Task statement: Below are the records; count how many of their lines hold the string "icon" and give the number alone.

Record excerpts:
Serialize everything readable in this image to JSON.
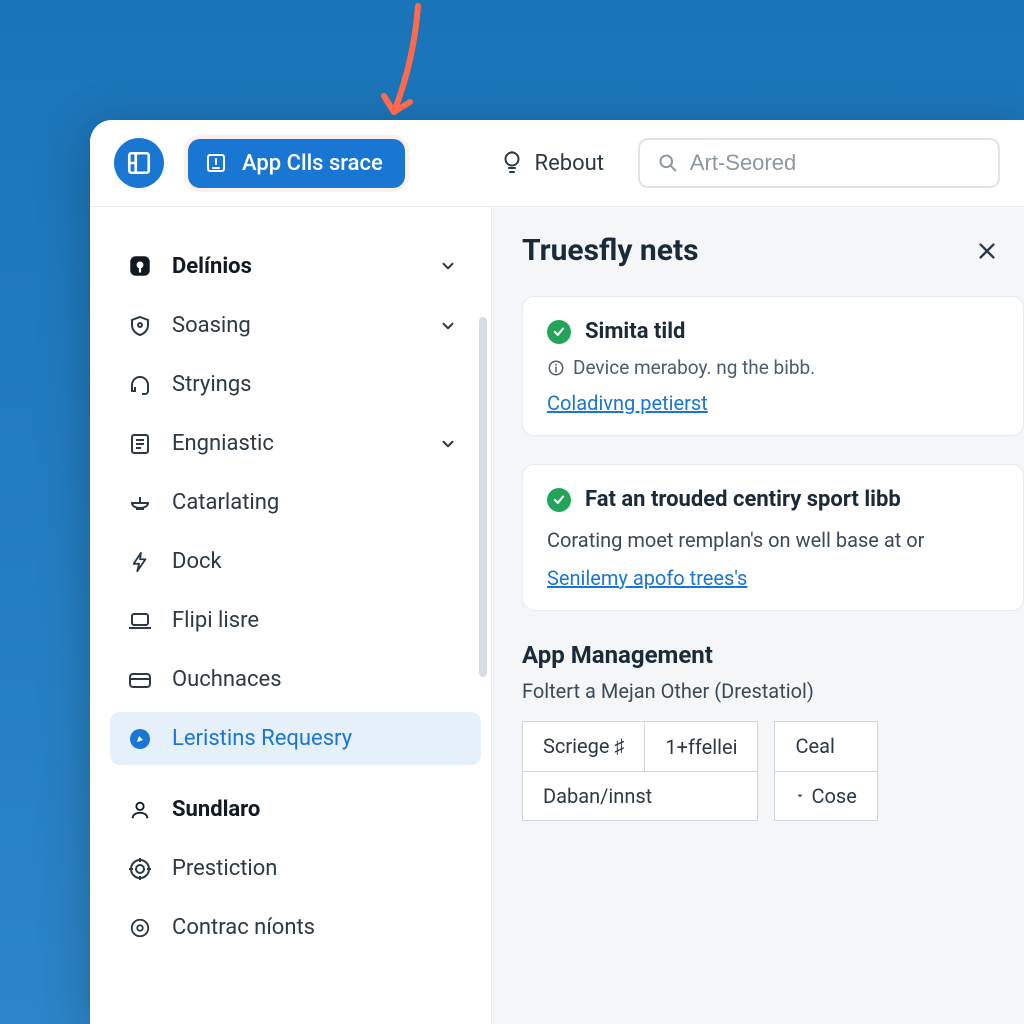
{
  "topbar": {
    "primary_label": "App Clls srace",
    "link_label": "Rebout",
    "search_placeholder": "Art-Seored"
  },
  "sidebar": {
    "items": [
      {
        "label": "Delínios",
        "bold": true,
        "chevron": true,
        "icon": "app"
      },
      {
        "label": "Soasing",
        "chevron": true,
        "icon": "shield"
      },
      {
        "label": "Stryings",
        "icon": "headset"
      },
      {
        "label": "Engniastic",
        "chevron": true,
        "icon": "list"
      },
      {
        "label": "Catarlating",
        "icon": "bowl"
      },
      {
        "label": "Dock",
        "icon": "bolt"
      },
      {
        "label": "Flipi lisre",
        "icon": "laptop"
      },
      {
        "label": "Ouchnaces",
        "icon": "card"
      },
      {
        "label": "Leristins Requesry",
        "active": true,
        "icon": "compass"
      },
      {
        "label": "Sundlaro",
        "bold": true,
        "icon": "person"
      },
      {
        "label": "Prestiction",
        "icon": "target"
      },
      {
        "label": "Contraс níonts",
        "icon": "doc"
      }
    ]
  },
  "main": {
    "title": "Truesfly nets",
    "cards": [
      {
        "title": "Simita tild",
        "subtext": "Device meraboy. ng the bibb.",
        "link": "Coladivng petierst"
      },
      {
        "title": "Fat an trouded centiry sport libb",
        "body": "Corating moet remplan's on well base at or",
        "link": "Senilemy apofo trees's"
      }
    ],
    "section": {
      "title": "App Management",
      "subtitle": "Foltert a Mejan Other (Drestatiol)",
      "table_left": [
        [
          "Scriege ♯",
          "1+ffellei"
        ],
        [
          "Daban/innst"
        ]
      ],
      "table_right": [
        [
          "Ceal"
        ],
        [
          "Cose"
        ]
      ]
    }
  }
}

Solved problem: 12